|Hubble catches a GRB in action.|
A combination of satellite observations with ground-based follow-up observations and theoretical work began to unveil one of the biggest mysteries in modern astronomy. It turns out that GRBs occur incredibly far away, near the edge of the observable Universe in distant galaxies. (Though one of my favorite explanations was that GRBs were massive nuclear weapons being used in a galactic war.)
As astronomers began to learn more about GRBs, they began to notice differences in individual events. These differences were in the length of the event, in which there were two classifications: long-duration (longer than 2 seconds) and short-duration (less than 2 seconds). The short-duration ones can last for a few milliseconds though, and average about 0.3 seconds (300 milliseconds). Long-duration bursts can last up to several minutes and average around 30 seconds.
|Infographic describing theories on both long and short GRBs.|
It is believed that entirely different physical properties cause long and short duration GRBs. The long ones are the ones that astronomers feel confident in their knowledge of. The short GRBs are only theoretically described and remain a mystery. So there isn't much else to say about short-duration GRBs, they exist and their are missions to study them, but the data is so fleeting, it is hard to pinpoint how far away they are or what causes them.
For the long-duration GRBs there is a good amount known. In the 1990s is when astronomer's discovered the "afterglow" which allowed the origin of the GRB to be pinpointed. This "afterglow" pointed to galaxies at immense distances, Billions of light years away. Some of these GRBs first occurred before the Earth, being only 4 billion years old, even existed! The most recent likely happened when the Earth was young, perhaps before the first microbes formed.
|The faint smudge of a galaxy in the center of this Hubble image is where a GRB exploded in 1997.|
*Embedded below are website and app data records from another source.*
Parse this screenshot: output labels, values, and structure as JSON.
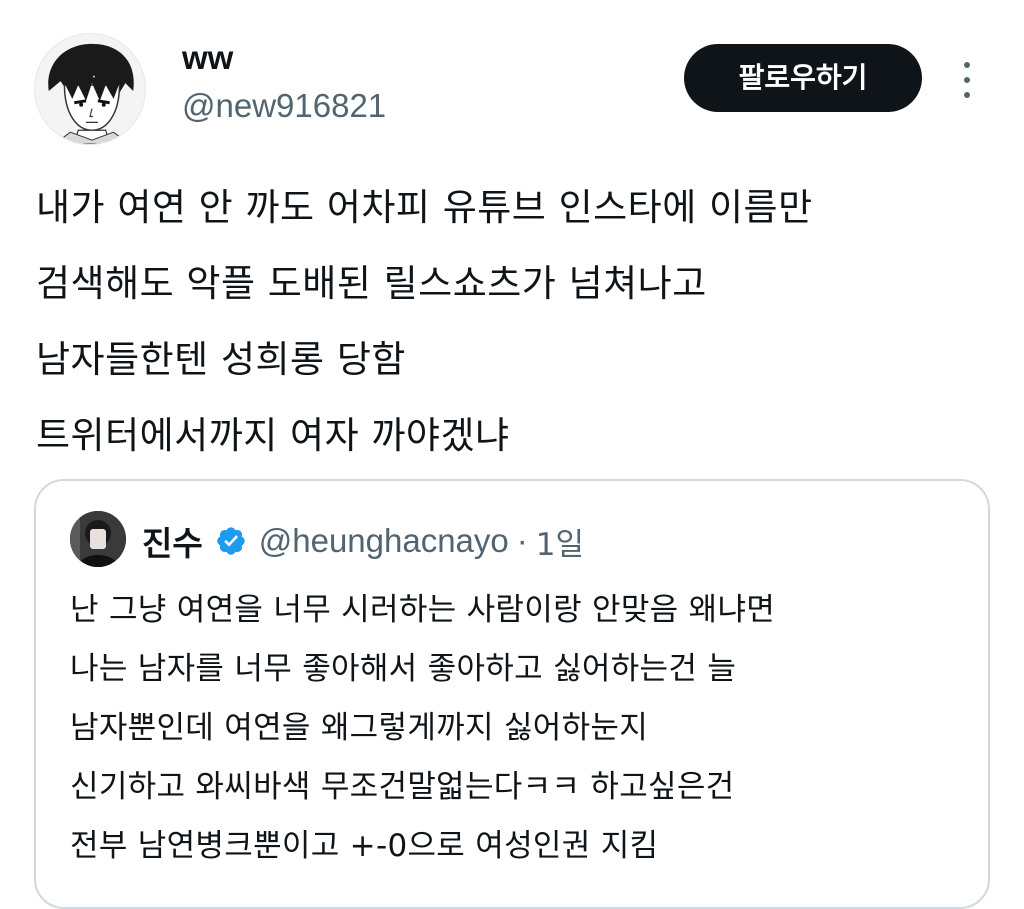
{
  "author": {
    "display_name": "ww",
    "handle": "@new916821",
    "avatar_icon": "manga-portrait-avatar"
  },
  "actions": {
    "follow_label": "팔로우하기",
    "more_icon": "more-vertical-icon"
  },
  "tweet": {
    "lines": [
      "내가 여연 안 까도 어차피 유튜브 인스타에 이름만",
      "검색해도 악플 도배된 릴스쇼츠가 넘쳐나고",
      "남자들한텐 성희롱 당함",
      "트위터에서까지 여자 까야겠냐"
    ]
  },
  "quoted": {
    "display_name": "진수",
    "verified_icon": "verified-badge-icon",
    "handle": "@heunghacnayo",
    "separator": "·",
    "time": "1일",
    "lines": [
      "난 그냥 여연을 너무 시러하는 사람이랑 안맞음 왜냐면",
      "나는 남자를 너무 좋아해서 좋아하고 싫어하는건 늘",
      "남자뿐인데 여연을 왜그렇게까지 싫어하눈지",
      "신기하고 와씨바색 무조건말얿는다ㅋㅋ 하고싶은건",
      "전부 남연병크뿐이고 +-0으로 여성인권 지킴"
    ]
  },
  "colors": {
    "text_primary": "#0f1419",
    "text_secondary": "#536471",
    "button_bg": "#0f1419",
    "button_text": "#ffffff",
    "border": "#cfd9de",
    "verified": "#1d9bf0"
  }
}
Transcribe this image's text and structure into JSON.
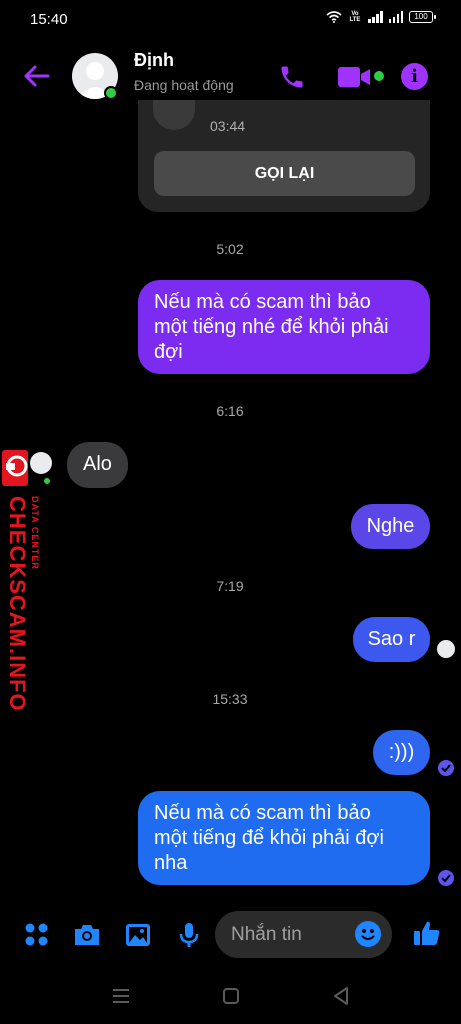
{
  "status_bar": {
    "time": "15:40",
    "network": "Vo LTE",
    "battery": "100"
  },
  "header": {
    "contact_name": "Định",
    "contact_status": "Đang hoạt động"
  },
  "call_card": {
    "duration": "03:44",
    "callback_label": "GỌI LẠI"
  },
  "messages": [
    {
      "type": "timestamp",
      "text": "5:02"
    },
    {
      "type": "sent",
      "text": "Nếu mà có scam thì bảo\nmột tiếng nhé để khỏi phải\nđợi"
    },
    {
      "type": "timestamp",
      "text": "6:16"
    },
    {
      "type": "received",
      "text": "Alo"
    },
    {
      "type": "sent",
      "text": "Nghe"
    },
    {
      "type": "timestamp",
      "text": "7:19"
    },
    {
      "type": "sent",
      "text": "Sao r"
    },
    {
      "type": "timestamp",
      "text": "15:33"
    },
    {
      "type": "sent",
      "text": ":)))"
    },
    {
      "type": "sent",
      "text": "Nếu mà có scam thì bảo\nmột tiếng để khỏi phải đợi\nnha"
    }
  ],
  "composer": {
    "placeholder": "Nhắn tin"
  },
  "watermark": {
    "main": "CHECKSCAM.INFO",
    "sub": "DATA CENTER"
  },
  "colors": {
    "accent": "#a033ff",
    "online": "#31cc46",
    "bubble_purple": "#7c2cf0",
    "bubble_blue": "#1f6cf0",
    "icon_blue": "#1f86ff"
  }
}
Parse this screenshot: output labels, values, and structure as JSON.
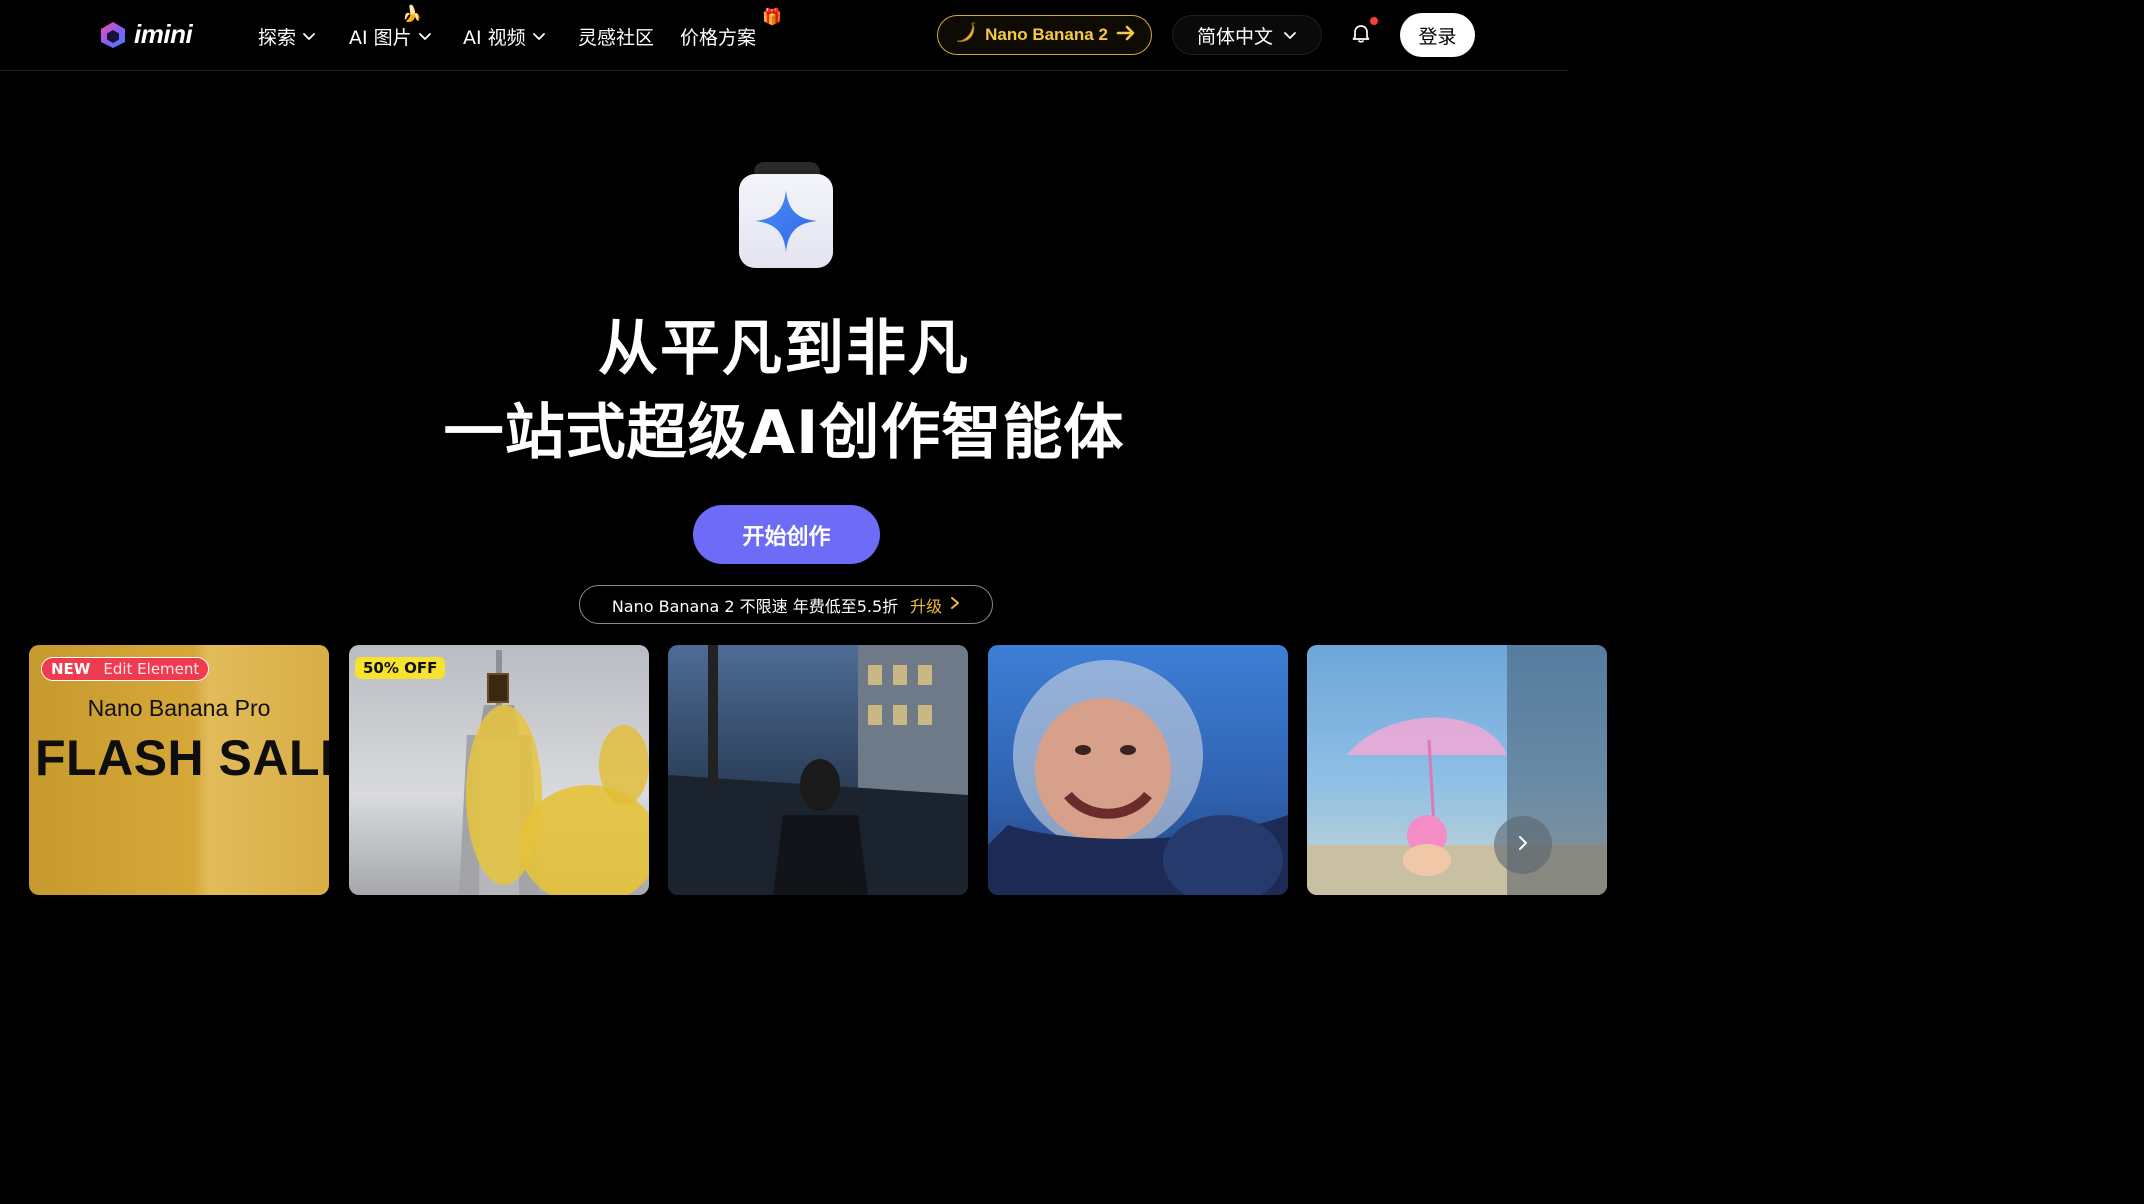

In tracing GRBs back to their origin, astronomers began to study the galaxies that were the source of these explosions. Unfortunately there is no definite answer for what causes a GRB, but they are associated with a special sort of supernova seen in these distant galaxies, dubbed hypernova for their immense size and magnitude. The "smoking gun" that linked the two happened in March 2003 when the afterglow from a GRB perfectly matched the optical spectrum of a supernova in that galaxy.
What causes the supernova and the GRB is the mystery though. It would require an incredibly massive amount of energy, either from a incredibly massive star or a black hole or neutron star. Some of the theories suggest neutron star collisions while others suggest the collapse of massive stars.
But even though gamma-ray bursts seem like scary unpredictable events, we got two things going for us. One, these things have all happened very, very far away where they cannot hurt us, although the closest ones have been known to cause satellite interference. And two, there is no indication that these burst are happening in closer, more modern galaxies.
If GRB's were still common in modern galaxies as we know them, they would occur a lot closer and more often. So there is some sort of point where these events must die off. The idea is kind of that star formation hit a certain limit, perhaps the right mixture of elements and the right temperatures are just not available anymore to create the stars responsible for GRBs. So, we are likely safe from any threat of annihilation by these incredibly violent events.